### Task prompt
Word for word, reproduce each entry.

### Supplied data
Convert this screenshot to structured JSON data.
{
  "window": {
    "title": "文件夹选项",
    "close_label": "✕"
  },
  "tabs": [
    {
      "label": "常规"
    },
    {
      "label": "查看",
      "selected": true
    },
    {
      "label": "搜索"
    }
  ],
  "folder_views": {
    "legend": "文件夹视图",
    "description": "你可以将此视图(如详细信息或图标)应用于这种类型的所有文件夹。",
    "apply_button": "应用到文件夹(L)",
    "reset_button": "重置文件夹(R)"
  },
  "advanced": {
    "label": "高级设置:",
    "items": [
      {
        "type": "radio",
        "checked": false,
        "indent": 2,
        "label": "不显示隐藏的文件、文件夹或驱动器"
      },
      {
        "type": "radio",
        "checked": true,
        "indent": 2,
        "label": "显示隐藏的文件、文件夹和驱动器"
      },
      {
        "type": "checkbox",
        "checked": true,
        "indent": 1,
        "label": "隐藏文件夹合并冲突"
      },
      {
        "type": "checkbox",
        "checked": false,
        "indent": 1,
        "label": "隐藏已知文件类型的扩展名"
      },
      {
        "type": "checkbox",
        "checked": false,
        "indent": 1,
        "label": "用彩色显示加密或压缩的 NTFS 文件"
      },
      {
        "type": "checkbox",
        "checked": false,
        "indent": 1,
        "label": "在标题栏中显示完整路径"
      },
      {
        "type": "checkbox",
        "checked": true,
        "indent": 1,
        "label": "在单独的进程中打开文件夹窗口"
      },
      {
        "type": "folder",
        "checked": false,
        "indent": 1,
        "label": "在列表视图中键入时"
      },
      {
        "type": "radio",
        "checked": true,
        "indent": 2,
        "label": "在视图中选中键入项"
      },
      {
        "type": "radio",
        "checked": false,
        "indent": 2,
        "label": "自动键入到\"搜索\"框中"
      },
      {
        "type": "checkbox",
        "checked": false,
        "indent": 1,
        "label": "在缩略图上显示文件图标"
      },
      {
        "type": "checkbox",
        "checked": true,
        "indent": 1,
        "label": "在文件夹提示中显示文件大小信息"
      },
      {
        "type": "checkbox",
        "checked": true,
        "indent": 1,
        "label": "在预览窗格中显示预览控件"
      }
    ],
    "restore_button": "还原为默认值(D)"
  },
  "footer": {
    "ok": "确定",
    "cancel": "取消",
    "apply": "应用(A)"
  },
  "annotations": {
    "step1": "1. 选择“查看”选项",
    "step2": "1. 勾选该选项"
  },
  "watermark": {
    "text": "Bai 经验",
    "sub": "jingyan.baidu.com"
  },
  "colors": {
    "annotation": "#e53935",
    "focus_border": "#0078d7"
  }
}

### Task solution
Convert this screenshot to structured JSON data.
{
  "window": {
    "title": "文件夹选项",
    "close_label": "✕"
  },
  "tabs": [
    {
      "label": "常规"
    },
    {
      "label": "查看",
      "selected": true
    },
    {
      "label": "搜索"
    }
  ],
  "folder_views": {
    "legend": "文件夹视图",
    "description": "你可以将此视图(如详细信息或图标)应用于这种类型的所有文件夹。",
    "apply_button": "应用到文件夹(L)",
    "reset_button": "重置文件夹(R)"
  },
  "advanced": {
    "label": "高级设置:",
    "items": [
      {
        "type": "radio",
        "checked": false,
        "indent": 2,
        "label": "不显示隐藏的文件、文件夹或驱动器"
      },
      {
        "type": "radio",
        "checked": true,
        "indent": 2,
        "label": "显示隐藏的文件、文件夹和驱动器"
      },
      {
        "type": "checkbox",
        "checked": true,
        "indent": 1,
        "label": "隐藏文件夹合并冲突"
      },
      {
        "type": "checkbox",
        "checked": false,
        "indent": 1,
        "label": "隐藏已知文件类型的扩展名"
      },
      {
        "type": "checkbox",
        "checked": false,
        "indent": 1,
        "label": "用彩色显示加密或压缩的 NTFS 文件"
      },
      {
        "type": "checkbox",
        "checked": false,
        "indent": 1,
        "label": "在标题栏中显示完整路径"
      },
      {
        "type": "checkbox",
        "checked": true,
        "indent": 1,
        "label": "在单独的进程中打开文件夹窗口"
      },
      {
        "type": "folder",
        "checked": false,
        "indent": 1,
        "label": "在列表视图中键入时"
      },
      {
        "type": "radio",
        "checked": true,
        "indent": 2,
        "label": "在视图中选中键入项"
      },
      {
        "type": "radio",
        "checked": false,
        "indent": 2,
        "label": "自动键入到\"搜索\"框中"
      },
      {
        "type": "checkbox",
        "checked": false,
        "indent": 1,
        "label": "在缩略图上显示文件图标"
      },
      {
        "type": "checkbox",
        "checked": true,
        "indent": 1,
        "label": "在文件夹提示中显示文件大小信息"
      },
      {
        "type": "checkbox",
        "checked": true,
        "indent": 1,
        "label": "在预览窗格中显示预览控件"
      }
    ],
    "restore_button": "还原为默认值(D)"
  },
  "footer": {
    "ok": "确定",
    "cancel": "取消",
    "apply": "应用(A)"
  },
  "annotations": {
    "step1": "1. 选择“查看”选项",
    "step2": "1. 勾选该选项"
  },
  "watermark": {
    "text": "Bai 经验",
    "sub": "jingyan.baidu.com"
  },
  "colors": {
    "annotation": "#e53935",
    "focus_border": "#0078d7"
  }
}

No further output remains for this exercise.